The Los Angeles Drama Critics Circle was founded in 1969.  It is dedicated to excellence in theatrical criticism, and to the encouragement and improvement of theatre in Greater Los Angeles. The 2015 membership consisted of:

Pauline Adamek, ArtsBeatLA.com, Stage Raw

Paul Birchall, Stage Raw, Stage and Cinema

Shirle Gottlieb, Gazette Newspapers, StageHappenings.com

Margaret Gray, Los Angeles Times

Hoyt Hilsman, The Huffington Post

Deborah Klugman, LA Weekly, ArtsBeatLA.com, Stage Raw

Jenny Lower, Stage Raw, LA Weekly

Jon Magaril, CurtainUp.com

Dany Margolies, ArtsInLA.com, LANG (Los Angeles News Group)

Myron Meisel, Stage Raw

Terry Morgan, TalkinBroadway.com

Steven Leigh Morris, LA Weekly, Stage Raw

David C. Nichols, Los Angeles Times

Sharon Perlmutter, TalkinBroadway.com

Melinda Schupmann, ShowMag.com, ArtsinLA.com

Jonas Schwartz-Owen, Theatermania.com, ArtsinLA.com

Madeleine Shaner, Park La Brea News & Beverly Press

Don Shirley, LA Observed

Les Spindle, Frontiers, EDGE LA

Bob Verini, Variety, ArtsinLA.com, Stage Raw

Neal Weaver, Stage Raw, ArtsinLA.com

 

Citations by production:

Hit the Wall (Los Angeles LGBT Center) 7

Mojada: A Medea in Los Angeles (Getty Villa) 6

Tristan & Yseult (South Coast Repertory) 5

Astro Boy and the God of Comics (Sacred Fools) 4

Bootycandy (Celebration Theatre) 4

Luna Gale (Kirk Douglas Theatre) 4

André & Dorine (Los Angeles Theatre Center) 3

Anna Christie (Odyssey Theatre) 3

Carrie the Musical (La Mirada Center for the Performing Arts and Los Angeles Theatre) 3

Enron (The MET Theatre) 3

Fences (International City Theatre) 3

Figaro (A Noise Within) 3

A Permanent Image (Rogue Machine) 2

Kurios—Cabinet of Curiosities (Dodger Stadium) 2

Matilda the Musical (Ahmanson Theatre) 2

My Barking Dog (The Theatre @ Boston Court) 2

Rodgers + Hammerstein’s Cinderella (Ahmanson Theatre) 2

The Gospel at Colonus (Nate Holden Performing Arts Center) 2

Trevor (Atwater Village Theatre) 2

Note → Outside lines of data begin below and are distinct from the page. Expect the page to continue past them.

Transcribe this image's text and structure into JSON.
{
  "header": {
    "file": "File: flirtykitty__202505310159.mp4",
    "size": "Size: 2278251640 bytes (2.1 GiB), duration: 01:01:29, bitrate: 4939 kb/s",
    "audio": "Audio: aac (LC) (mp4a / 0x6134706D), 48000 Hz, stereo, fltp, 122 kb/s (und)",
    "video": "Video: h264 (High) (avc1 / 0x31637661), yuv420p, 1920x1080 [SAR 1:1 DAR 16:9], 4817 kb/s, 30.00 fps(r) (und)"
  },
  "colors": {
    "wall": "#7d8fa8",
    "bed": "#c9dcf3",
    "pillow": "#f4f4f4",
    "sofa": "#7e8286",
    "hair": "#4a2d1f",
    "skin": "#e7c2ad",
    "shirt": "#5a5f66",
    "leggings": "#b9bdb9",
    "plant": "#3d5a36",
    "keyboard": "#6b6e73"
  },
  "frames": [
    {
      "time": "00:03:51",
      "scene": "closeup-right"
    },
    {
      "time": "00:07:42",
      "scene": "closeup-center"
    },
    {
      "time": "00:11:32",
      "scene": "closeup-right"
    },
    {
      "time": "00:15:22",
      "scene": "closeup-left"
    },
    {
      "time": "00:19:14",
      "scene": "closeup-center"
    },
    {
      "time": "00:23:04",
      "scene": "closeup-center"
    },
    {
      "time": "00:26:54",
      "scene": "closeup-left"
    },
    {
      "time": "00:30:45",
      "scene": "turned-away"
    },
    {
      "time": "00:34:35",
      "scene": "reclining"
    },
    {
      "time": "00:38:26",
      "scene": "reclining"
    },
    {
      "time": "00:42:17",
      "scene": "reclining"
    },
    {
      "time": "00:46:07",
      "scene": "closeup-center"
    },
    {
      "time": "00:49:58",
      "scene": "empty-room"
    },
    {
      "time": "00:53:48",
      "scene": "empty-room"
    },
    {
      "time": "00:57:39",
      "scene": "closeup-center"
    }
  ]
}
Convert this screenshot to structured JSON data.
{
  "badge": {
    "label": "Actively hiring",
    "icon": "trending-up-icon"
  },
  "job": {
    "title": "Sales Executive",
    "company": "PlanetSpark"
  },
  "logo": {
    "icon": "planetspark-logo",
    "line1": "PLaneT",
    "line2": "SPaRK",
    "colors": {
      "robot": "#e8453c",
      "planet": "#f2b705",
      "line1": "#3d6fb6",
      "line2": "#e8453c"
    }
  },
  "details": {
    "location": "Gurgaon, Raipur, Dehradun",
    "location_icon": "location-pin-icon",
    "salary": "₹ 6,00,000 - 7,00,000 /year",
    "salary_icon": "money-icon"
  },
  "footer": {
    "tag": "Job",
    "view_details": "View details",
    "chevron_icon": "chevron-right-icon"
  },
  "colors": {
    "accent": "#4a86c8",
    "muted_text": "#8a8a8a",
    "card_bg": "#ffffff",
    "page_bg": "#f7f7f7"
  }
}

A Dog’s House (Elephant Theatre) 1

American Buffalo (Cal State L.A.) 1

American Idiot (MET Theatre) 1

A Small Fire (Echo Theatre) 1

Appropriate (Mark Taper Forum) 1

Awake and Sing! (Odyssey Theatre) 1

Bent (Mark Taper Forum) 1

Billy Elliot (La Mirada Center for the Performing Arts) 1

Girlfriend (Kirk Douglas Theatre) 1

God’s Man in Texas (Blank Theatre) 1

Into the Woods (Wallis Annenberg Center) 1

Miravel (Sacred Fools Theatre) 1

Newsies (Hollywood Pantages) 1

Not That Jewish (The Braid) 1

Oedipus Machina (Odyssey Theatre) 1

Picnic (Antaeus) 1

Safe at Home: An Evening With Orson Bean (Pacific Resident Theatre) 1

Satchmo at the Waldorf (Wallis Annenberg Center) 1

The Best Of Enemies (Colony Theatre) 1

These Paper Bullets! (Geffen Playhouse) 1

The Whipping Man (South Coast Repertory/Pasadena Playhouse) 1

Vietgone (South Coast Repertory) 1—The Ted Schmitt Award

Watching O.J. (Atwater Village Theatre) 1

Waterfall (Pasadena Playhouse) 1